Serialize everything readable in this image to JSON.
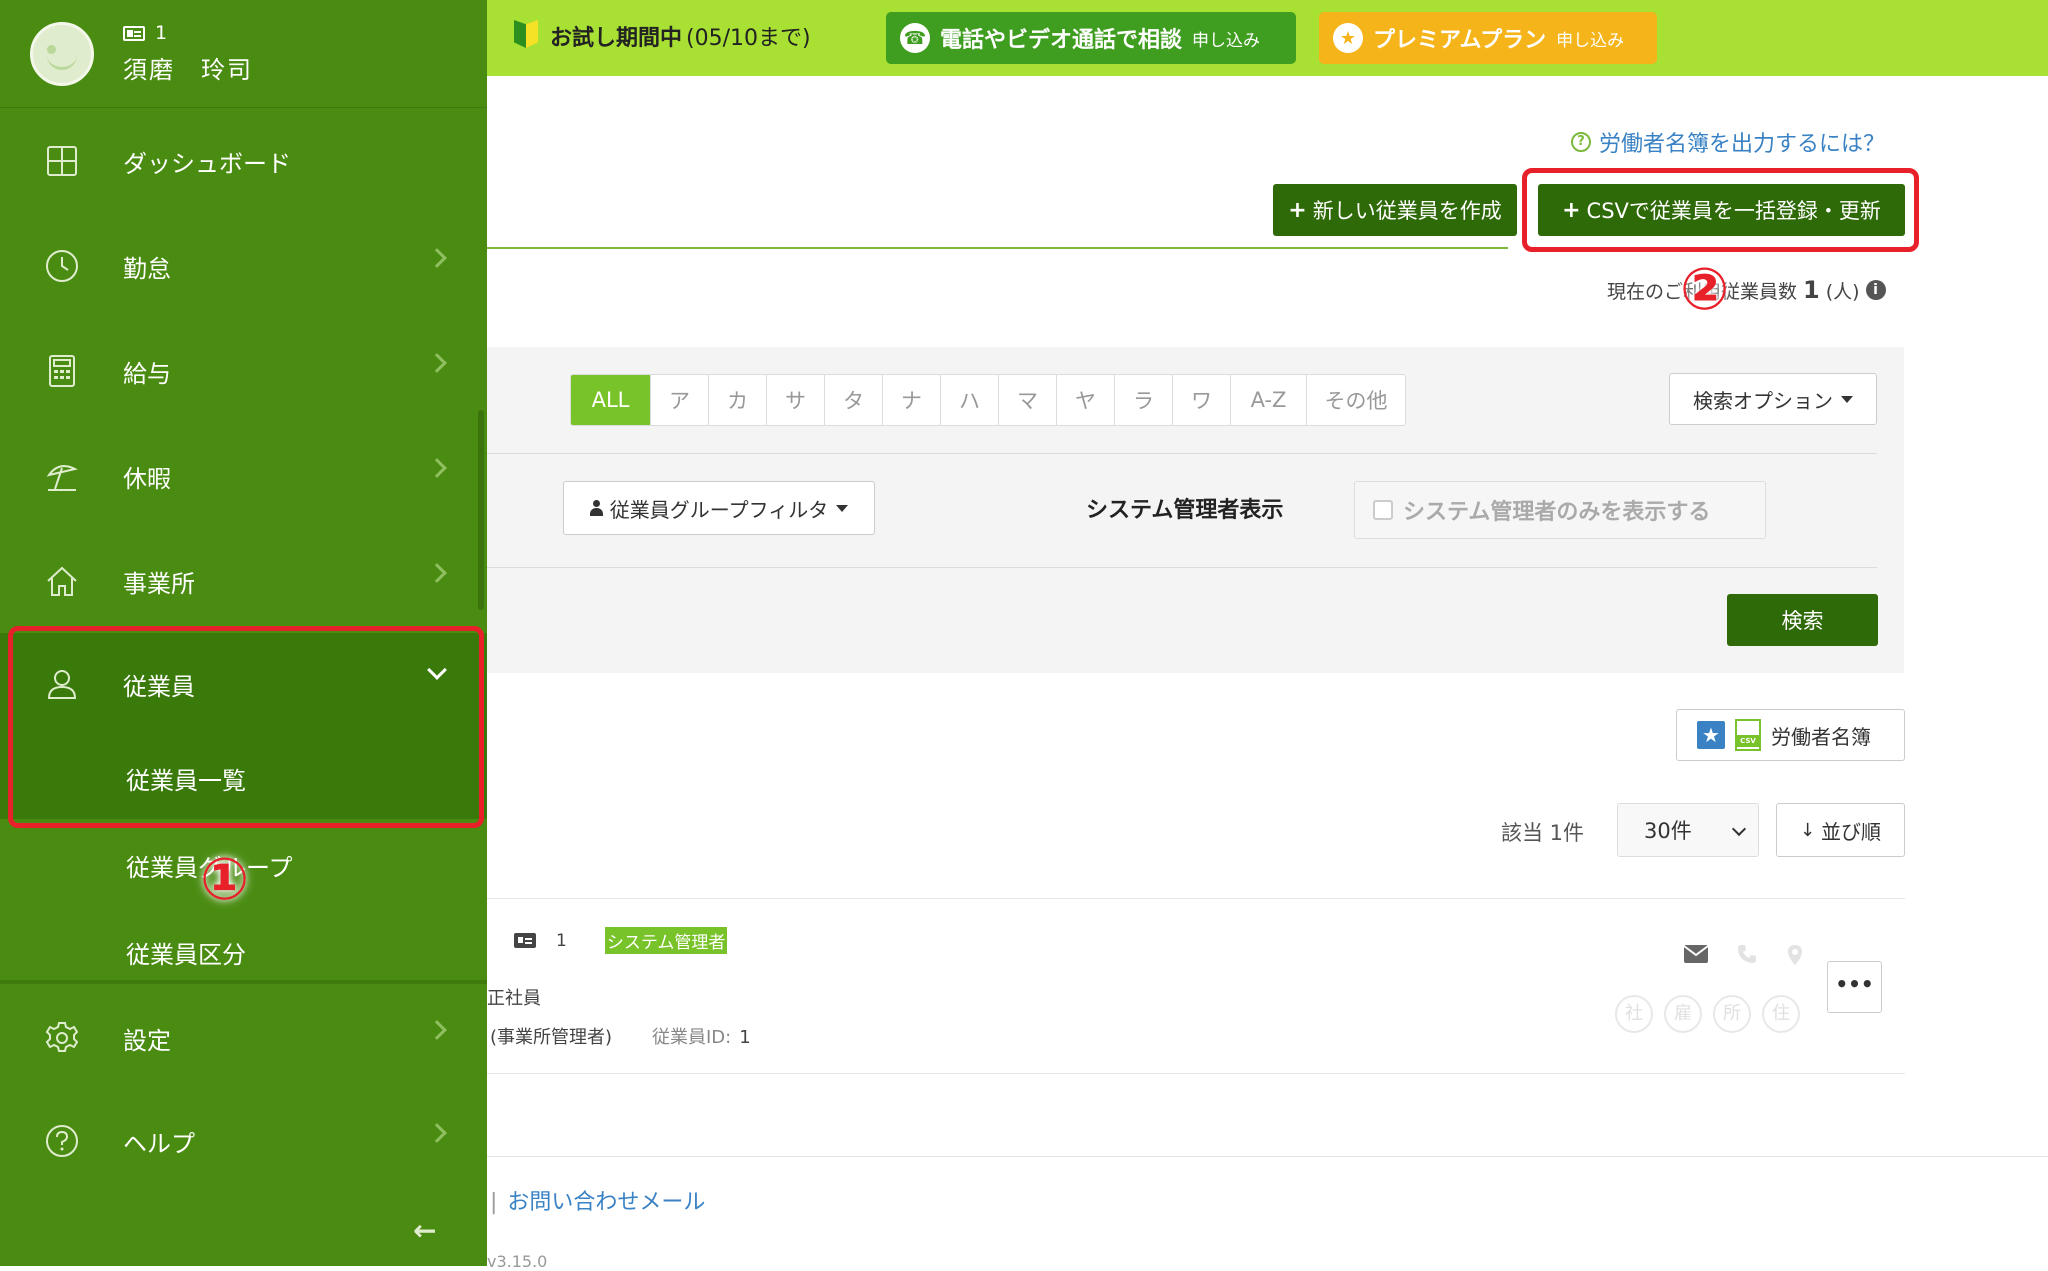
{
  "sidebar": {
    "profile": {
      "employee_id": "1",
      "name": "須磨　玲司"
    },
    "items": [
      {
        "label": "ダッシュボード",
        "icon": "dashboard-icon"
      },
      {
        "label": "勤怠",
        "icon": "clock-icon"
      },
      {
        "label": "給与",
        "icon": "calculator-icon"
      },
      {
        "label": "休暇",
        "icon": "beach-umbrella-icon"
      },
      {
        "label": "事業所",
        "icon": "home-icon"
      },
      {
        "label": "従業員",
        "icon": "user-icon"
      },
      {
        "label": "設定",
        "icon": "gear-icon"
      },
      {
        "label": "ヘルプ",
        "icon": "question-icon"
      }
    ],
    "sub_items": [
      "従業員一覧",
      "従業員グループ",
      "従業員区分"
    ],
    "collapse_icon": "arrow-left-icon"
  },
  "topbar": {
    "trial_label": "お試し期間中",
    "trial_period": "(05/10まで)",
    "consult": {
      "label": "電話やビデオ通話で相談",
      "action": "申し込み",
      "color": "#3f9d20"
    },
    "premium": {
      "label": "プレミアムプラン",
      "action": "申し込み",
      "color": "#f4b41a"
    },
    "bar_color": "#a8e034"
  },
  "main": {
    "help_link": "労働者名簿を出力するには？",
    "new_employee_button": "新しい従業員を作成",
    "csv_button": "CSVで従業員を一括登録・更新",
    "employee_count": {
      "prefix": "現在のご利用従業員数",
      "value": "1",
      "unit": "(人)"
    },
    "kana_filters": [
      "ALL",
      "ア",
      "カ",
      "サ",
      "タ",
      "ナ",
      "ハ",
      "マ",
      "ヤ",
      "ラ",
      "ワ",
      "A-Z",
      "その他"
    ],
    "search_options": "検索オプション",
    "group_filter": "従業員グループフィルタ",
    "sysadmin_label": "システム管理者表示",
    "sysadmin_checkbox": "システム管理者のみを表示する",
    "search_button": "検索",
    "roster_button": "労働者名簿",
    "hit_count": "該当 1件",
    "per_page": "30件",
    "sort_button": "並び順"
  },
  "employee": {
    "id": "1",
    "role": "システム管理者",
    "type": "正社員",
    "office": "(事業所管理者)",
    "id_label": "従業員ID:",
    "id_value": "1",
    "tags": [
      "社",
      "雇",
      "所",
      "住"
    ]
  },
  "footer": {
    "contact_link": "お問い合わせメール",
    "version": "v3.15.0"
  },
  "annotations": {
    "step1": "①",
    "step2": "②"
  },
  "colors": {
    "sidebar": "#4a8c12",
    "sidebar_active": "#3a7a0b",
    "dark_button": "#2f6a09",
    "accent_green": "#79c32a",
    "highlight": "#e8202a",
    "link": "#3a82c4"
  }
}
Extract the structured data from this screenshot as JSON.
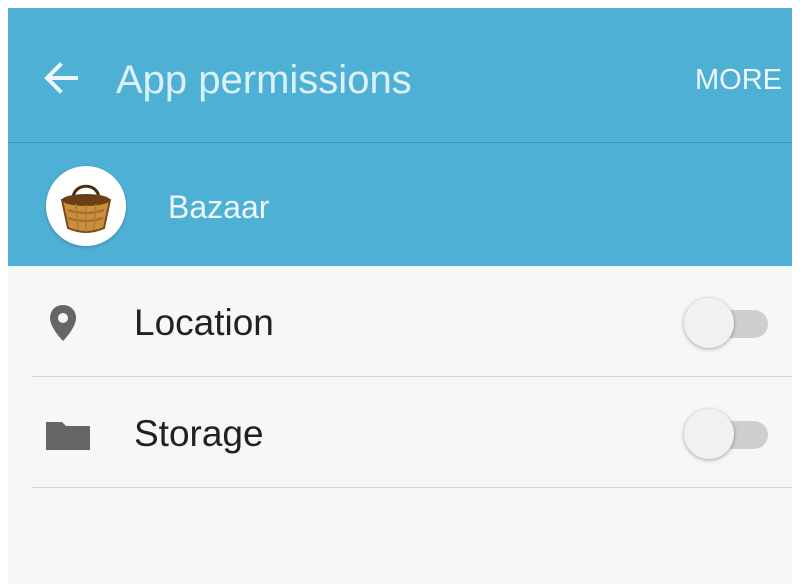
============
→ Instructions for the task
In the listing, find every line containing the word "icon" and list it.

→ Result below
        "icon": "dashboard-icon"
        "icon": "clock-icon"
        "icon": "calculator-icon"
        "icon": "beach-umbrella-icon"
        "icon": "home-icon"
        "icon": "user-icon"
        "icon": "gear-icon"
        "icon": "question-icon"
    "collapse_icon": "arrow-left-icon"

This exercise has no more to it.